___ Data provided ___

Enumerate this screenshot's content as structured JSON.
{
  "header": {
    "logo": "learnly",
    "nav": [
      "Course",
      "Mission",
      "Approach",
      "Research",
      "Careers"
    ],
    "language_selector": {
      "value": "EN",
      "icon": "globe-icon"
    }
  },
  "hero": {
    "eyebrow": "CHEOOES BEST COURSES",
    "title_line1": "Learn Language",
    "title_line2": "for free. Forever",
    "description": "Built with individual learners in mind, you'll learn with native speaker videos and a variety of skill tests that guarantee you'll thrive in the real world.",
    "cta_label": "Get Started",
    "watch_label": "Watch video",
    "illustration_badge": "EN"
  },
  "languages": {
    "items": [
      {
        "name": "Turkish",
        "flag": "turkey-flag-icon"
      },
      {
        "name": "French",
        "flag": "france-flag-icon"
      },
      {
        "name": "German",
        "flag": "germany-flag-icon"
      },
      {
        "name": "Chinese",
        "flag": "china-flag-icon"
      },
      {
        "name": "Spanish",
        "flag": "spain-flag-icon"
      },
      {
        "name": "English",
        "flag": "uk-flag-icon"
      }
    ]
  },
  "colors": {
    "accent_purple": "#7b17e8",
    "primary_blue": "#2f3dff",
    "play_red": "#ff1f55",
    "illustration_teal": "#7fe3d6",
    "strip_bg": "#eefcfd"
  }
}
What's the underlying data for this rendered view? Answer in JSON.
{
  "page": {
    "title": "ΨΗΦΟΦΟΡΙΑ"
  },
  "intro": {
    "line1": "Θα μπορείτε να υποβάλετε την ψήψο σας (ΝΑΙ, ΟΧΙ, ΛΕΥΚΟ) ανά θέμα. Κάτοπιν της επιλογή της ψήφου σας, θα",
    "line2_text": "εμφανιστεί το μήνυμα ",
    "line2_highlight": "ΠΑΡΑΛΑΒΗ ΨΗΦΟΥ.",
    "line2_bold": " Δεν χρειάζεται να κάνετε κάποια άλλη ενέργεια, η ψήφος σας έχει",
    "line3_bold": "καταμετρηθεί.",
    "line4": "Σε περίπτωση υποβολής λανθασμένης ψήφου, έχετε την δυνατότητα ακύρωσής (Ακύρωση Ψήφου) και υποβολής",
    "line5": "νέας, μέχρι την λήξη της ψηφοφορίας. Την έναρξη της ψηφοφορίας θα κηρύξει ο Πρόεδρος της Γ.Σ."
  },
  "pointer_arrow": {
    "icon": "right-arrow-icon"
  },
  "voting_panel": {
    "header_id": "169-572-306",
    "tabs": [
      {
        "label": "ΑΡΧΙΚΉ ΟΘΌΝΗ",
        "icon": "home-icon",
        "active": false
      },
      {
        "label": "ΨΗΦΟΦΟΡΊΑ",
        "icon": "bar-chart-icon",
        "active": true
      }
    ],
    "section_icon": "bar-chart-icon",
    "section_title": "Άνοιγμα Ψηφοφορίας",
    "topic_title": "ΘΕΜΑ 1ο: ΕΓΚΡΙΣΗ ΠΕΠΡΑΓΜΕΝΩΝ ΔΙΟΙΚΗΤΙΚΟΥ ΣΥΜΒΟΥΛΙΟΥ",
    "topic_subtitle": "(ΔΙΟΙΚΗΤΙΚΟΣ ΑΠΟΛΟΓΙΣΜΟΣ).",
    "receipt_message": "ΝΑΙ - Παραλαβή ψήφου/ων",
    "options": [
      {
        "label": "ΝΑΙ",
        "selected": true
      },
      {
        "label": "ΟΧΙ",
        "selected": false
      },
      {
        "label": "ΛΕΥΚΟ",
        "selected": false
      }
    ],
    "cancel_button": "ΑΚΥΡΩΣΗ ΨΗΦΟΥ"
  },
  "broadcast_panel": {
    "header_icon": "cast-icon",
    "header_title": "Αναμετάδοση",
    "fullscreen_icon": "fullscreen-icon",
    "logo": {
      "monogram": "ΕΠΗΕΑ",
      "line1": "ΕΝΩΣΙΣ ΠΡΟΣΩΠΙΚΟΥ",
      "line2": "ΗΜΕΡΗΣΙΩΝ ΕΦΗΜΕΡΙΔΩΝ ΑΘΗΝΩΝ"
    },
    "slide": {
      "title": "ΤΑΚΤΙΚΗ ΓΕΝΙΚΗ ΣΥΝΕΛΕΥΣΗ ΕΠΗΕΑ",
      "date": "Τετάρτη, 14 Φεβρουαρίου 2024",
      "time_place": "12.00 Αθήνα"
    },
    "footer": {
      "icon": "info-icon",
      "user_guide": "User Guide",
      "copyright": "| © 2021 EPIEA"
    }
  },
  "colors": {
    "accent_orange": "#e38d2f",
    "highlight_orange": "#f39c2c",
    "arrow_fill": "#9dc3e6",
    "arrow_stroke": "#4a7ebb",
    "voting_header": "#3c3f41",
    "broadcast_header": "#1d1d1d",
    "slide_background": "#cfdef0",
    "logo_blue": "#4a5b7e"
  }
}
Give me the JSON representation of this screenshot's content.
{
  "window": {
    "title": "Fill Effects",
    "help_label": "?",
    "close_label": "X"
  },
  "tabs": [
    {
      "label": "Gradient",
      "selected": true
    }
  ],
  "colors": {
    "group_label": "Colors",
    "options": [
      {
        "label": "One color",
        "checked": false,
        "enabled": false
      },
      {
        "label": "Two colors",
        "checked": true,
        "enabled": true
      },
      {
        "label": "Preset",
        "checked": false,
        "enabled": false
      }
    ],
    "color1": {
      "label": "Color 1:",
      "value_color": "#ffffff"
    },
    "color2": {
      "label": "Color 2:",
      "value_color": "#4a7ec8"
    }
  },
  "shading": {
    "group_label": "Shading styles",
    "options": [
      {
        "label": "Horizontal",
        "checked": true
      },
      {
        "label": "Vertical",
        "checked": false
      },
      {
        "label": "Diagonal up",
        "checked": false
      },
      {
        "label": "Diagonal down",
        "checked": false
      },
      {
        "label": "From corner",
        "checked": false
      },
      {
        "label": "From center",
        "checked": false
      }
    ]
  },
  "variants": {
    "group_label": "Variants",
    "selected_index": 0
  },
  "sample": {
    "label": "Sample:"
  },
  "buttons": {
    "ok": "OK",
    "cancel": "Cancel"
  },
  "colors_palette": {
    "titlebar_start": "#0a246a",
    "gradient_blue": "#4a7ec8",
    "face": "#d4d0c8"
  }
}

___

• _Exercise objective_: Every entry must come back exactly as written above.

• _Answer to the exercise_:
Enumerate this screenshot's content as structured JSON.
{
  "header": {
    "logo": "learnly",
    "nav": [
      "Course",
      "Mission",
      "Approach",
      "Research",
      "Careers"
    ],
    "language_selector": {
      "value": "EN",
      "icon": "globe-icon"
    }
  },
  "hero": {
    "eyebrow": "CHEOOES BEST COURSES",
    "title_line1": "Learn Language",
    "title_line2": "for free. Forever",
    "description": "Built with individual learners in mind, you'll learn with native speaker videos and a variety of skill tests that guarantee you'll thrive in the real world.",
    "cta_label": "Get Started",
    "watch_label": "Watch video",
    "illustration_badge": "EN"
  },
  "languages": {
    "items": [
      {
        "name": "Turkish",
        "flag": "turkey-flag-icon"
      },
      {
        "name": "French",
        "flag": "france-flag-icon"
      },
      {
        "name": "German",
        "flag": "germany-flag-icon"
      },
      {
        "name": "Chinese",
        "flag": "china-flag-icon"
      },
      {
        "name": "Spanish",
        "flag": "spain-flag-icon"
      },
      {
        "name": "English",
        "flag": "uk-flag-icon"
      }
    ]
  },
  "colors": {
    "accent_purple": "#7b17e8",
    "primary_blue": "#2f3dff",
    "play_red": "#ff1f55",
    "illustration_teal": "#7fe3d6",
    "strip_bg": "#eefcfd"
  }
}
What's the underlying data for this rendered view? Answer in JSON.
{
  "page": {
    "title": "ΨΗΦΟΦΟΡΙΑ"
  },
  "intro": {
    "line1": "Θα μπορείτε να υποβάλετε την ψήψο σας (ΝΑΙ, ΟΧΙ, ΛΕΥΚΟ) ανά θέμα. Κάτοπιν της επιλογή της ψήφου σας, θα",
    "line2_text": "εμφανιστεί το μήνυμα ",
    "line2_highlight": "ΠΑΡΑΛΑΒΗ ΨΗΦΟΥ.",
    "line2_bold": " Δεν χρειάζεται να κάνετε κάποια άλλη ενέργεια, η ψήφος σας έχει",
    "line3_bold": "καταμετρηθεί.",
    "line4": "Σε περίπτωση υποβολής λανθασμένης ψήφου, έχετε την δυνατότητα ακύρωσής (Ακύρωση Ψήφου) και υποβολής",
    "line5": "νέας, μέχρι την λήξη της ψηφοφορίας. Την έναρξη της ψηφοφορίας θα κηρύξει ο Πρόεδρος της Γ.Σ."
  },
  "pointer_arrow": {
    "icon": "right-arrow-icon"
  },
  "voting_panel": {
    "header_id": "169-572-306",
    "tabs": [
      {
        "label": "ΑΡΧΙΚΉ ΟΘΌΝΗ",
        "icon": "home-icon",
        "active": false
      },
      {
        "label": "ΨΗΦΟΦΟΡΊΑ",
        "icon": "bar-chart-icon",
        "active": true
      }
    ],
    "section_icon": "bar-chart-icon",
    "section_title": "Άνοιγμα Ψηφοφορίας",
    "topic_title": "ΘΕΜΑ 1ο: ΕΓΚΡΙΣΗ ΠΕΠΡΑΓΜΕΝΩΝ ΔΙΟΙΚΗΤΙΚΟΥ ΣΥΜΒΟΥΛΙΟΥ",
    "topic_subtitle": "(ΔΙΟΙΚΗΤΙΚΟΣ ΑΠΟΛΟΓΙΣΜΟΣ).",
    "receipt_message": "ΝΑΙ - Παραλαβή ψήφου/ων",
    "options": [
      {
        "label": "ΝΑΙ",
        "selected": true
      },
      {
        "label": "ΟΧΙ",
        "selected": false
      },
      {
        "label": "ΛΕΥΚΟ",
        "selected": false
      }
    ],
    "cancel_button": "ΑΚΥΡΩΣΗ ΨΗΦΟΥ"
  },
  "broadcast_panel": {
    "header_icon": "cast-icon",
    "header_title": "Αναμετάδοση",
    "fullscreen_icon": "fullscreen-icon",
    "logo": {
      "monogram": "ΕΠΗΕΑ",
      "line1": "ΕΝΩΣΙΣ ΠΡΟΣΩΠΙΚΟΥ",
      "line2": "ΗΜΕΡΗΣΙΩΝ ΕΦΗΜΕΡΙΔΩΝ ΑΘΗΝΩΝ"
    },
    "slide": {
      "title": "ΤΑΚΤΙΚΗ ΓΕΝΙΚΗ ΣΥΝΕΛΕΥΣΗ ΕΠΗΕΑ",
      "date": "Τετάρτη, 14 Φεβρουαρίου 2024",
      "time_place": "12.00 Αθήνα"
    },
    "footer": {
      "icon": "info-icon",
      "user_guide": "User Guide",
      "copyright": "| © 2021 EPIEA"
    }
  },
  "colors": {
    "accent_orange": "#e38d2f",
    "highlight_orange": "#f39c2c",
    "arrow_fill": "#9dc3e6",
    "arrow_stroke": "#4a7ebb",
    "voting_header": "#3c3f41",
    "broadcast_header": "#1d1d1d",
    "slide_background": "#cfdef0",
    "logo_blue": "#4a5b7e"
  }
}
Give me the JSON representation of this screenshot's content.
{
  "window": {
    "title": "Fill Effects",
    "help_label": "?",
    "close_label": "X"
  },
  "tabs": [
    {
      "label": "Gradient",
      "selected": true
    }
  ],
  "colors": {
    "group_label": "Colors",
    "options": [
      {
        "label": "One color",
        "checked": false,
        "enabled": false
      },
      {
        "label": "Two colors",
        "checked": true,
        "enabled": true
      },
      {
        "label": "Preset",
        "checked": false,
        "enabled": false
      }
    ],
    "color1": {
      "label": "Color 1:",
      "value_color": "#ffffff"
    },
    "color2": {
      "label": "Color 2:",
      "value_color": "#4a7ec8"
    }
  },
  "shading": {
    "group_label": "Shading styles",
    "options": [
      {
        "label": "Horizontal",
        "checked": true
      },
      {
        "label": "Vertical",
        "checked": false
      },
      {
        "label": "Diagonal up",
        "checked": false
      },
      {
        "label": "Diagonal down",
        "checked": false
      },
      {
        "label": "From corner",
        "checked": false
      },
      {
        "label": "From center",
        "checked": false
      }
    ]
  },
  "variants": {
    "group_label": "Variants",
    "selected_index": 0
  },
  "sample": {
    "label": "Sample:"
  },
  "buttons": {
    "ok": "OK",
    "cancel": "Cancel"
  },
  "colors_palette": {
    "titlebar_start": "#0a246a",
    "gradient_blue": "#4a7ec8",
    "face": "#d4d0c8"
  }
}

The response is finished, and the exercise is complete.